From: Wayne R. Purtzer Ed.D.
After reading some letters opposing the installation of a new set of power lines, some comments need to be made.
One letter writer stated that there is no need for more power for our region. If that were the actual case, why then has my neighbor, who has a controlled electric supply contract, been unable to run his electric furnace this December? We need more electric power on our grid now and there will be an ever increasing need for power as more houses are built and more new electric appliances are added to houses.
Perhaps we may see electric powered autos in the future. Where will the power come from to enable an electric auto owner to charge the battery that energizes the vehicle?
Last spring in western Minnesota, I saw several electric generating windmill fields under development which seemed to be ready to be hooked up to a developing electric transmission system.
The argument that the transmission lines would have to cross the Upper Mississippi Wildlife Refuge and be detrimental to it is ridiculous. The Upper Mississippi Wildlife Refuge is a governmental established set of boundaries and governed by the U.S. Fish and Wildlife Service.
The river has highway and railroad bridges and locks and dams which cross the river. A set of power lines crossing the river will be no more detrimental than the other utilities.
It is doubtful that the sunfish and carp residing in the water of the refuge would be bothered by power transmission lines. Large flocks of migrating waterfowl fly at a level high enough that there is doubt if they would be flying near the transmission lines. Those geese that nest on my waterfowl pond have no trouble avoiding either power lines or the trees along the edge of the pond as they fly in and out of the pond.

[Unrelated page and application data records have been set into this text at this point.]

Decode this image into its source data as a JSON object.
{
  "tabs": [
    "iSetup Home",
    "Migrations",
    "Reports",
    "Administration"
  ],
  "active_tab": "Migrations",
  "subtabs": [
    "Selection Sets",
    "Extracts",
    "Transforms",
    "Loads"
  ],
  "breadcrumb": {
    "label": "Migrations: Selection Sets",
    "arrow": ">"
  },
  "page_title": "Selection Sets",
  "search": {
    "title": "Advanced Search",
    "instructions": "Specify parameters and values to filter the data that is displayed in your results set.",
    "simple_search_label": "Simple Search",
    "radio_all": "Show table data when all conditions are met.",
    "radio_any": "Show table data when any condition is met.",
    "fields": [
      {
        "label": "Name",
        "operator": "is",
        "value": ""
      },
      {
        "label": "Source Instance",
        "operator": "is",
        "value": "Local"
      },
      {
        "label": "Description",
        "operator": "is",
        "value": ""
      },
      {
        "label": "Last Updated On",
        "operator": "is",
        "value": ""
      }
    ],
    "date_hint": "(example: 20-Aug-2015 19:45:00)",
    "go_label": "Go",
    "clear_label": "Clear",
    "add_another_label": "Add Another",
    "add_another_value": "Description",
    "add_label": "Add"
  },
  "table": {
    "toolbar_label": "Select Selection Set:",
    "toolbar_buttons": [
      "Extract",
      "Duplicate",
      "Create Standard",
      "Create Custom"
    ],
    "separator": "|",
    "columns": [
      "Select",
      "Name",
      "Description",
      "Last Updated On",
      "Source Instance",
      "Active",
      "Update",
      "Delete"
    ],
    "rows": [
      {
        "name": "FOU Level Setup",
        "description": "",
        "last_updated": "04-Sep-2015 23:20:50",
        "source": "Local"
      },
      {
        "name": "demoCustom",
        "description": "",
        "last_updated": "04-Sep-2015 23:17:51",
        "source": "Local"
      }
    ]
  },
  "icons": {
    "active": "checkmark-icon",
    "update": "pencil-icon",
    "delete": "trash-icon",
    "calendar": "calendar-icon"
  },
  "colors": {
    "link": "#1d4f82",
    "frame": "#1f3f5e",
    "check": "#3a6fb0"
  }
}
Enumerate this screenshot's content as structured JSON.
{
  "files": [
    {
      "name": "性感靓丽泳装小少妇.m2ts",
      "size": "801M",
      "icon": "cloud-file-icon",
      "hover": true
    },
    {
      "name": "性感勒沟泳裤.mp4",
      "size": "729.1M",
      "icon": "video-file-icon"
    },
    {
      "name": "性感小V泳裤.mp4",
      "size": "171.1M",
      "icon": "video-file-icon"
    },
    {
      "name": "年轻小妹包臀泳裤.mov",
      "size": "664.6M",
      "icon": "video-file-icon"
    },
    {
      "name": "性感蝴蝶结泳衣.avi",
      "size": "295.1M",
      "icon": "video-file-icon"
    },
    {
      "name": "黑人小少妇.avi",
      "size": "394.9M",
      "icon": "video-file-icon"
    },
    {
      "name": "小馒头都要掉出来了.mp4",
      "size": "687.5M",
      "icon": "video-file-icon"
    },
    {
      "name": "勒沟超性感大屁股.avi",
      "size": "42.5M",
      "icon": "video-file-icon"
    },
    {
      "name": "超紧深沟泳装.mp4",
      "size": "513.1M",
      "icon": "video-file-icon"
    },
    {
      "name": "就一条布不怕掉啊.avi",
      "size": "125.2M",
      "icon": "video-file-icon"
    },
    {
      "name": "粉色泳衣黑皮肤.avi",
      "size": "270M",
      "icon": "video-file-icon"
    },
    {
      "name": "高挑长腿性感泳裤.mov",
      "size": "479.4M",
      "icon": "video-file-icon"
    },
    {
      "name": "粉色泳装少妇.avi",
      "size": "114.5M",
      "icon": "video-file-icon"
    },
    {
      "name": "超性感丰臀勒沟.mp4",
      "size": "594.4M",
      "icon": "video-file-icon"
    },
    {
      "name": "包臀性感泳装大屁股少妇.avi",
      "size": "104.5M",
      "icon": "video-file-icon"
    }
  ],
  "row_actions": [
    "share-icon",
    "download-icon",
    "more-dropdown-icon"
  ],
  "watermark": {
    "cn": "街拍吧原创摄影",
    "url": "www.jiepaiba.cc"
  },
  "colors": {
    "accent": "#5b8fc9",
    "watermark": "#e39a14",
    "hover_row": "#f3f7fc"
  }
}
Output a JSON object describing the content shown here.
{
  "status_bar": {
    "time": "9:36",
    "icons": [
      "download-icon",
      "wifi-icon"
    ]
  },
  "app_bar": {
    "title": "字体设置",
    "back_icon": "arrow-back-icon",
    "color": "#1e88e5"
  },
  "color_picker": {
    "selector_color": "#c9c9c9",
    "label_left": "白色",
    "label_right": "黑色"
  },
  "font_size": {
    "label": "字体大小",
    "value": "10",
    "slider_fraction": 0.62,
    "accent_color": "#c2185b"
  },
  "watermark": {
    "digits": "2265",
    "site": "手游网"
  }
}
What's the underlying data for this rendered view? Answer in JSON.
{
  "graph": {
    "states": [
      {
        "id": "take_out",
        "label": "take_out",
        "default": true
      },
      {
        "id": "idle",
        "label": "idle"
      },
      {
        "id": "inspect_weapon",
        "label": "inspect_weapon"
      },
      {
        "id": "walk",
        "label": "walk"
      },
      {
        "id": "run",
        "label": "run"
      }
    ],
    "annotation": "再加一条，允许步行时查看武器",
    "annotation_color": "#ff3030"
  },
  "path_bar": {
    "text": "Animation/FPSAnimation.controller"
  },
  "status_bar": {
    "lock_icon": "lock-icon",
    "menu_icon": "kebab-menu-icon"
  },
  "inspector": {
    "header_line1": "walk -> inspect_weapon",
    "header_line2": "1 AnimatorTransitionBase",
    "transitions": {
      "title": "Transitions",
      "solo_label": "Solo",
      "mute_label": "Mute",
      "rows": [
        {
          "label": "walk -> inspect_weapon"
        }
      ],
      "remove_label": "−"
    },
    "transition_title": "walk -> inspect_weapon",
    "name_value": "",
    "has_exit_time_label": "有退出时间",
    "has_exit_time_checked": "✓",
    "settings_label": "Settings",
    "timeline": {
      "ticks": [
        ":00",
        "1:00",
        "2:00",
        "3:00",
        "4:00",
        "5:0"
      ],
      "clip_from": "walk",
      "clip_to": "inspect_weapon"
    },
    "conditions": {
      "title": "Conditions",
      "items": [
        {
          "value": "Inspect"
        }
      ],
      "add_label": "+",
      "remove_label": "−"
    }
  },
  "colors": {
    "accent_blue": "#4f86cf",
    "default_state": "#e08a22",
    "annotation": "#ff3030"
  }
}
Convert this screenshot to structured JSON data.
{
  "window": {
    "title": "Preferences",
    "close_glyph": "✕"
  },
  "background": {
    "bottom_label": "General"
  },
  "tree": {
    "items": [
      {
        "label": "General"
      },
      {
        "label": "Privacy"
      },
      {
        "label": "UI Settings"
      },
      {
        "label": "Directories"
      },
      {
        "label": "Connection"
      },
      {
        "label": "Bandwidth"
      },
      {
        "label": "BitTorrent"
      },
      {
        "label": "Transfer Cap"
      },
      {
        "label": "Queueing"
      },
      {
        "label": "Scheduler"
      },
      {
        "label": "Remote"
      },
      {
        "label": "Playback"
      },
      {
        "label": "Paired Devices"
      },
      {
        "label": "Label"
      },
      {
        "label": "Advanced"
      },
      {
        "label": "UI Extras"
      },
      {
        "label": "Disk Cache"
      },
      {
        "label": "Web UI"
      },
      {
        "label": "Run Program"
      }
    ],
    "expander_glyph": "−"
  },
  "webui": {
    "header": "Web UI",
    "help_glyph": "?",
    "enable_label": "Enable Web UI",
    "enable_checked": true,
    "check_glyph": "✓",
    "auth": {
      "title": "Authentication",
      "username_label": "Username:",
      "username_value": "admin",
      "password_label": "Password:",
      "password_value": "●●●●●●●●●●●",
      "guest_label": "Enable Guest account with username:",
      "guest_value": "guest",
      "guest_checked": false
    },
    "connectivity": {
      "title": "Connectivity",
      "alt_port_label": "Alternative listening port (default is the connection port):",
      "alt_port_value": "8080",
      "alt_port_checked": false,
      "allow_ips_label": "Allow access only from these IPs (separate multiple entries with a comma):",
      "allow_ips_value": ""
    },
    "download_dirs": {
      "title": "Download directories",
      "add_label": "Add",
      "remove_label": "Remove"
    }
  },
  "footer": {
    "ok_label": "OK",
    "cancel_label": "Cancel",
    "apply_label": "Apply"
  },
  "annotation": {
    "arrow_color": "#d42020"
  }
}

It would be interesting to ask any number of individuals in the northeast U.S. who have been without power for over a week if they would favor a better set of transmission lines.
Fortunately, over many years Tri-County Electric has been very conscientious about trimming trees and brush in an ongoing program which helps reduce downed power lines. They are foresightful enough to forecast an ever-increasing need for more reliable electric power. They should be congratulated for vision of the future electric needs of our region.
I have been impressed by the dependability of the electric power provided to our rural household. Over the nine years we’ve lived in this electric service area and through floods, snowstorms and extreme wind conditions, we’ve seldom been without power. This type of service gives a great deal of credibility to their requests for a power grid expansion.